By Sudeshna Sarkar
Kathmandu, July 29 (IANS) When Indian crooner Mamta Sharma's husky voice combined with glamour girl Malaika Arora's pulse-raising gyrations in Bollywood blockbuster "Dabangg", no one doubted that the raunchy song "Munni badnaam hui darling tere liye" would become an all-time hit in the sub-continent.
However, few could have guessed that almost a year after the film was released, the "item number" - as a song and dance number is called in the Hindi film parlance - would create a mini storm in a most unlikely place: Nepal's parliament.
The song made its appearance in the house Thursday, courtesy former culture minister Minendra Rijal, whose Nepali Congress party is now in opposition and seeking to force Prime Minister Jhala Nath Khanal's resignation by blockading parliament.

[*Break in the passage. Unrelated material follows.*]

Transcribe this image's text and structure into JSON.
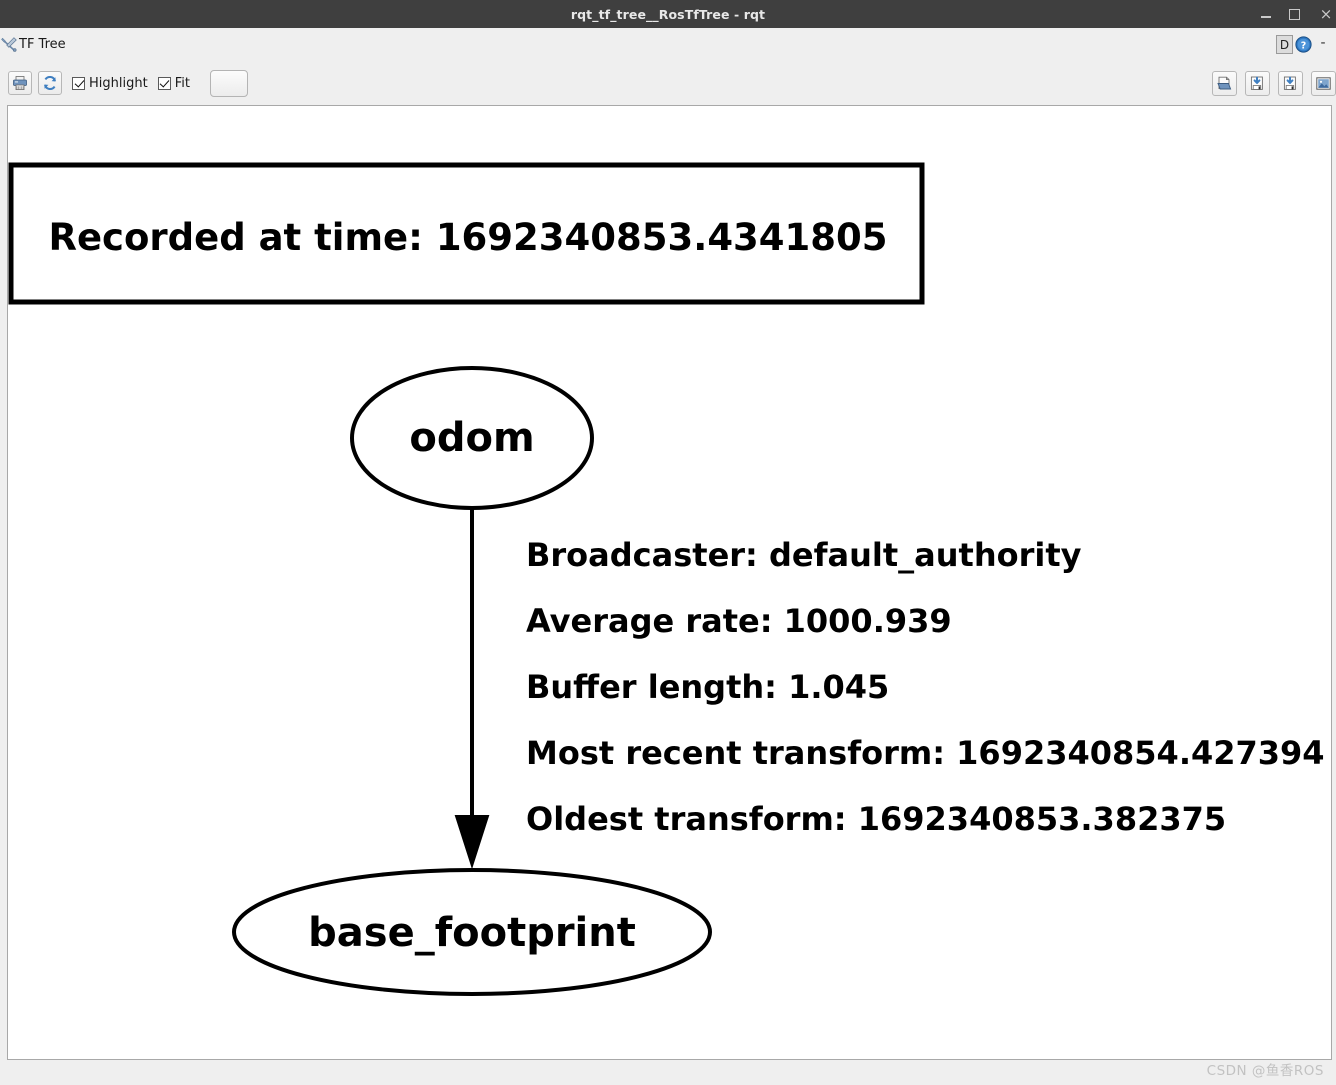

The 53-year-old member of parliament, who confesses to having been an avid Hindi film watcher in his student days, chose to use the popular song to drive home his party's point.
He tacitly likened the Nepali premier to Munni, the woman in the song who is said to have lost her reputation due to a romantic liaison, while the controversial "darling" was none other than Maoist chief and former revolutionary Pushpa Kamal Dahal Prachanda.
It was a dig at the prime minister's alliance with the Maoists, which enabled him to come to power in February but now could make him lose his chair.
The Maoists, with only days left for a constitutional deadline to draw, are pressing the premier to reshuffle the cabinet and induct 24 ministers from their party.
The Nepali Congress has warned it would not allow the reshuffle and has been obstructing parliament since this month, asking Khanal to step down.
The Maoists, on the other hand, have intensified pressure, threatening to withdraw from the government if the reshuffle is stopped.
Referring to Khanal's dilemma in parliament Thursday, the opposition MP said the prime minister was tarnishing his name because of his "darling".
"Don't tarnish your image by choosing as your darling lack of disagreement, conflict and dictatorship," Rijal said, obliquely referring to Prachanda and his party that in the past waged a civil war for 10 years.
While even the beleaguered prime minister's own party men and parliament Chairman Subash Nembang looked amused at the Bollywood reference, others were not.
Sarita Giri, an MP from Terai party Nepal Sadbhavana Party (Anandi Devi), objected, calling the reference sexist.
However, the unflustered Rijal quipped that "darling" had no gender.
In India, politicians have often used hit Hindi film songs in state assemblies to prove a point.
But Nepal, that has a love-hate relationship with Bollywood, looked partly askance at the gesture.
Himalayan Television, a private TV station, said frostily Friday that an august institution like parliament had been reduced to a place for cracking low jokes.